An AVID teacher at Herbert Hoover Middle School instructs her class on how to take an electronic quiz in San Francisco on May 2, 2017. (Jessica Christian/S.F. Examiner)

Teacher housing is critical to the success of our children

I still feel that day in my bones: No day before and no day since can compare to the first time I taught debate. Since then, my students have always been the prism through which I’ve tried to view the world. And while I was never a credentialed teacher, I learned that we couldn’t help our kids if we didn’t grapple with how hard it is for educators to afford to live in the cities where they serve.

That’s why I feel so much sympathy for San Francisco teachers, and why I feel that educator housing is so important.

You don’t need me to tell you that San Francisco is desperately unaffordable. As the Chronicle reported, our cost of living was by far the highest amongst the 821 school districts in California — and our average teacher salary was ranked 528th.

Few people will disagree that teachers are struggling in San Francisco. But despite this political consensus, the process to build educator housing is bizarrely lethargic. We have made some progress, especially with the Mayor’s Office finally announcing funding for a site with 140 units — but this is deeply inadequate to handle the scale of the problem.

One hundred forty units, when the district employs 4,500 thousand teachers, built at the earliest in 2022? Entire classes will enter and graduate high school before a single educator moves into a single unit. And while I applaud Superintendent Vincent Matthews for introducing a resolution about teacher housing, the district can do more — first, they need to hire a real estate professional to oversee the process, rather than rely on existing staff without the necessary expertise.
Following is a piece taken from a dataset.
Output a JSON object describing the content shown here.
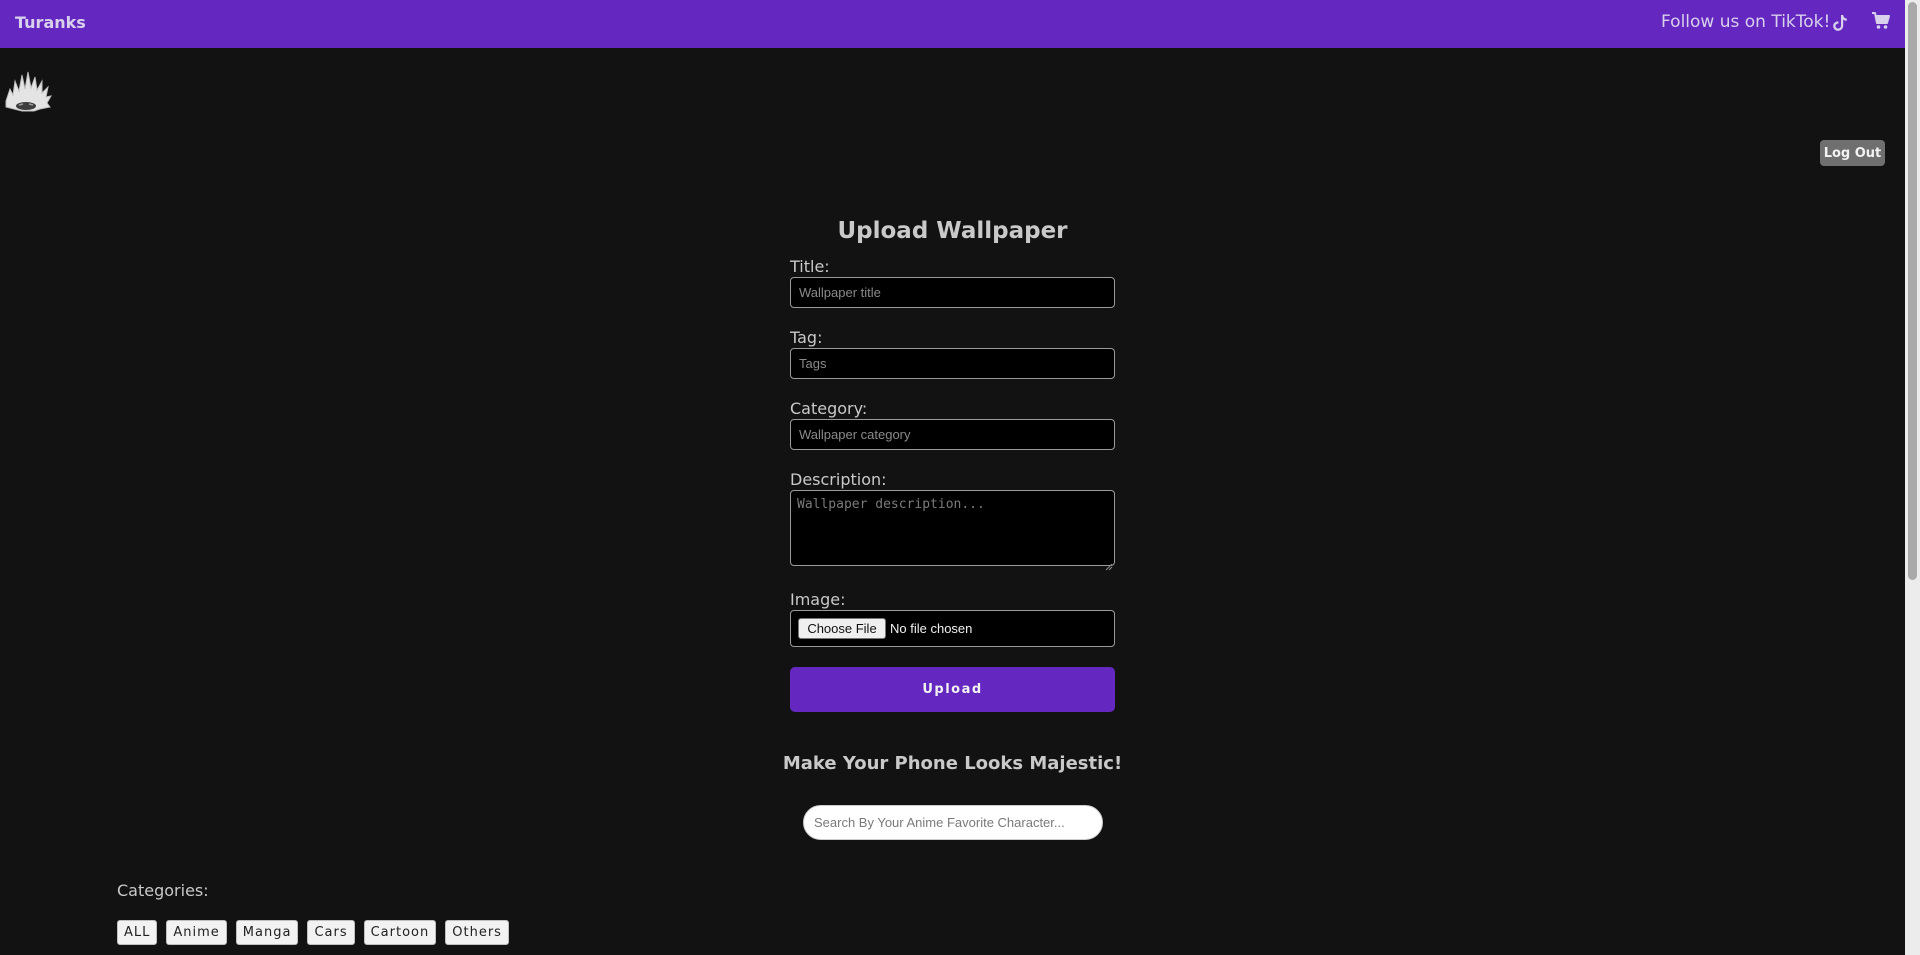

We must do better. One of the reasons we haven’t generated the political will to do to so is because we haven’t framed the problem correctly. Everyone is sympathetic to struggling teachers, but many correctly point out that it’s hard for all of us. Retail workers, restaurant workers — nobody has it easy. So why focus on educators?

It’s about our kids. Teachers are not just sympathetic because they are good people doing good work; teachers are critical to the success of our children and, in turn, our society. Economist Raj Chetty, the pre-eminent economist focused on education and economic mobility, argues that within our education system, nothing affects a child’s potential for success as much as their teacher. The difference between an adequate teacher and an excellent teacher can be the difference of $80,000 over the course of a lifetime.

Yet, how do we expect our teachers to be excellent when they don’t have a roof over their heads? When they commute three hours a day? How can we recruit when stories of homeless teachers dominate our headlines?

Companies in The City produce the best jobs in the world — then import folks to fill them. San Francisco kids need San Francisco jobs.

One hundred forty units is unacceptable. Waiting until 2022 is unacceptable.

Our great kids need great teachers. Our great teachers need great housing. And we need it yesterday.

Armand Domalewski is a debate coach at Mission High School with the Bay Area Urban Debate League and works at the Golden State Opportunity Foundation on statewide anti-poverty and economic opportunity issues.

Just Posted

San Francisco health experts recommend that pregnant women should receive the COVID-19 vaccine, as well as a booster shot. (Unai Huizi/Shutterstock)
What pregnant women need to know about COVID and booster shots

Questions regarding COVID-19 booster shots for pregnant people have been pouring in… Continue reading

Examiner reporter Ben Schneider drives an Arcimoto Fun Utility Vehicle along Beach Street in Fisherman’s Wharf on Tuesday, Oct. 19, 2021. (Kevin N. Hume/The Examiner)
Could San Francisco’s tiny tourist cruisers become the cars of the future?

‘Fun Utility Vehicles’ have arrived in The City

Badly needed rain cooled off pedestrians on Market Street in The City on Wednesday. (Kevin N. Hume/The Examiner)
Storm door opens in San Francisco — what will the rains bring?

‘Come Monday, fire season in Northern California should be done’

The so-called “twindemic” that public health officials in California and elsewhere warned about last year — the combined threat of influenza and COVID-19 — was largely eased by the wide use of face masks, physical distancing and reduced travel, experts say. But their concerns are back this year. (Shutterstock)
COVID and the flu: Is a ‘twindemic’ threat lurking again?

‘Because of so little disease last year, population immunity is likely lower’

49ers' quarterback Jimmy Garoppolo hopes to return to the field this weekend to lead San Francisco against the Colts. (Photo courtesy of 49ers)
NFL Week 7 picks: Niners face crucial matchup against the Colts

San Francisco could join Seattle on the brink of irrelevancy in the NFC West with another loss

Most Read